> "response_time - date_value" case for corrected_received_age. (Unless
> you're worried about clock skew, but in that case it's still adding
> response_delay in the wrong place.)
> I think the correct calculation for corrected_initial_age is something
> like:
>    response_delay = response_time - request_time;
>    if (response_time > date_value)
>        apparent_age = response_time - date_value;
>    else /* clock skew! */
>        apparent_age = response_delay;
>    if (is_first_hand_response)
>        corrected_initial_age = apparent_age;
>    else {
>        corrected_age_value = age_value + response_delay;
>        corrected_initial_age = max(apparent_age, corrected_age_value);
>    }
> or maybe
>    apparent_age = max(response_time - date_value, response_delay);
> if you want to assume clock skew is more likely than very-new  
> responses.
> 2.3.3. Serving Stale Responses
>> Caches SHOULD NOT return stale responses unless they are  
>> disconnected	
>> (i.e., it cannot contact the origin server or otherwise find a
> s/it cannot/they cannot/
> 2.5. Request Methods that Invalidate
>> The following HTTP methods MUST cause a cache to invalidate the	
>> Request-URI as well as the Location and Content-Location headers (if	
>> present):
> Part 3, 5.7 says "The meaning of the Content-Location header in PUT or
> POST requests is undefined; servers are free to ignore it in those
> cases", so presumably the rule here only applies to Content-Location  
> in
> the response headers?
> 3.2.2. Response Cache-Control Directives
> The discussion of optional field-names in "private" and "no-cache" is
> vague about whether the cache MAY or MUST revalidate when handling a
> subsequent request for that resource. That is, if another request for
> the resource comes in, and the cached response is still fresh, is the
> cache allowed to return it, minus the forbidden headers, or is it
> required to revalidate, and merge in new values of those headers from
> the 304 response?)

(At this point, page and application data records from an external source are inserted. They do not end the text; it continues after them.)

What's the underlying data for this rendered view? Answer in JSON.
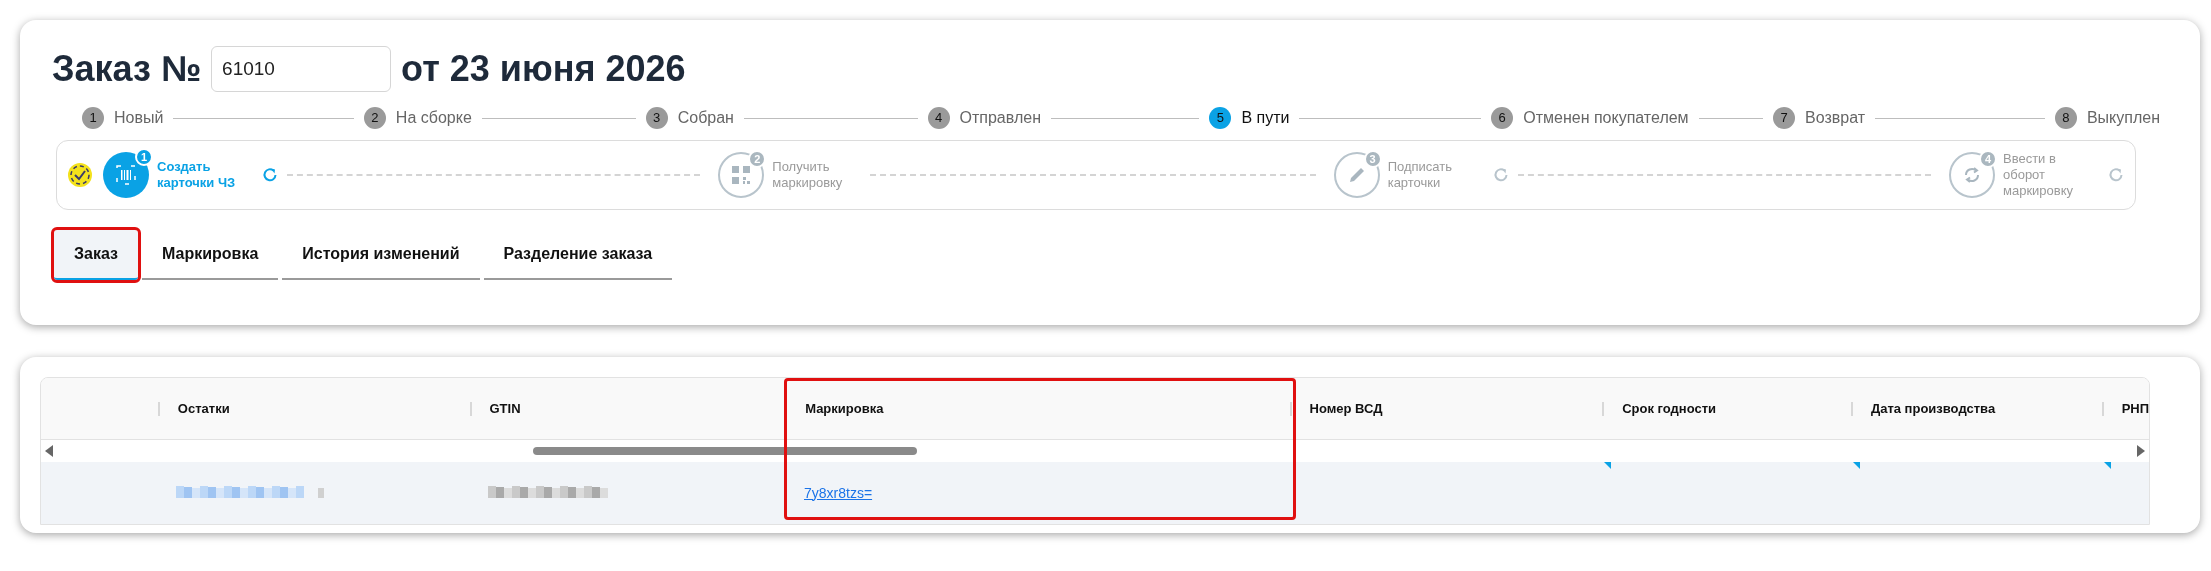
{
  "order": {
    "title_prefix": "Заказ №",
    "number": "61010",
    "title_suffix": "от 23 июня 2026"
  },
  "statuses": [
    {
      "number": "1",
      "label": "Новый",
      "selected": false
    },
    {
      "number": "2",
      "label": "На сборке",
      "selected": false
    },
    {
      "number": "3",
      "label": "Собран",
      "selected": false
    },
    {
      "number": "4",
      "label": "Отправлен",
      "selected": false
    },
    {
      "number": "5",
      "label": "В пути",
      "selected": true
    },
    {
      "number": "6",
      "label": "Отменен покупателем",
      "selected": false
    },
    {
      "number": "7",
      "label": "Возврат",
      "selected": false
    },
    {
      "number": "8",
      "label": "Выкуплен",
      "selected": false
    }
  ],
  "marking_steps": [
    {
      "number": "1",
      "label": "Создать карточки ЧЗ",
      "kind": "barcode",
      "active": true,
      "refresh": true
    },
    {
      "number": "2",
      "label": "Получить маркировку",
      "kind": "qr",
      "active": false,
      "refresh": false
    },
    {
      "number": "3",
      "label": "Подписать карточки",
      "kind": "pen",
      "active": false,
      "refresh": true
    },
    {
      "number": "4",
      "label": "Ввести в оборот маркировку",
      "kind": "cycle",
      "active": false,
      "refresh": true
    }
  ],
  "tabs": [
    {
      "label": "Заказ",
      "selected": true,
      "highlighted": true
    },
    {
      "label": "Маркировка",
      "selected": false,
      "highlighted": false
    },
    {
      "label": "История изменений",
      "selected": false,
      "highlighted": false
    },
    {
      "label": "Разделение заказа",
      "selected": false,
      "highlighted": false
    }
  ],
  "table": {
    "columns": [
      {
        "label": "Остатки",
        "highlighted": false
      },
      {
        "label": "GTIN",
        "highlighted": false
      },
      {
        "label": "Маркировка",
        "highlighted": true
      },
      {
        "label": "Номер ВСД",
        "highlighted": false
      },
      {
        "label": "Срок годности",
        "highlighted": false
      },
      {
        "label": "Дата производства",
        "highlighted": false
      },
      {
        "label": "РНП",
        "highlighted": false
      }
    ],
    "rows": [
      {
        "cells": [
          {
            "kind": "blurred_link",
            "flagged": false
          },
          {
            "kind": "blurred",
            "flagged": false
          },
          {
            "kind": "link",
            "text": "7y8xr8tzs=",
            "flagged": false
          },
          {
            "kind": "empty",
            "flagged": false
          },
          {
            "kind": "empty",
            "flagged": true
          },
          {
            "kind": "empty",
            "flagged": true
          },
          {
            "kind": "empty",
            "flagged": true
          }
        ]
      }
    ]
  }
}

I think we have an existing issue for this (am offline so can't  
check); if not will add one.

> Under no-cache:
>>    This allows an origin server to prevent caching even by caches
>>    that have been configured to return stale responses.
> That describes must-revalidate. no-cache is stronger than that. Maybe:
>      Essentially, a response returned with this directive is never
>      fresh, and is never allowed to be served stale.
>>    names, this requirement is limited to the field-values assosicated
> s/assosicated/associated/
> -- Dan

Mark Nottingham

Received on Thursday, 12 March 2009 04:51:15 UTC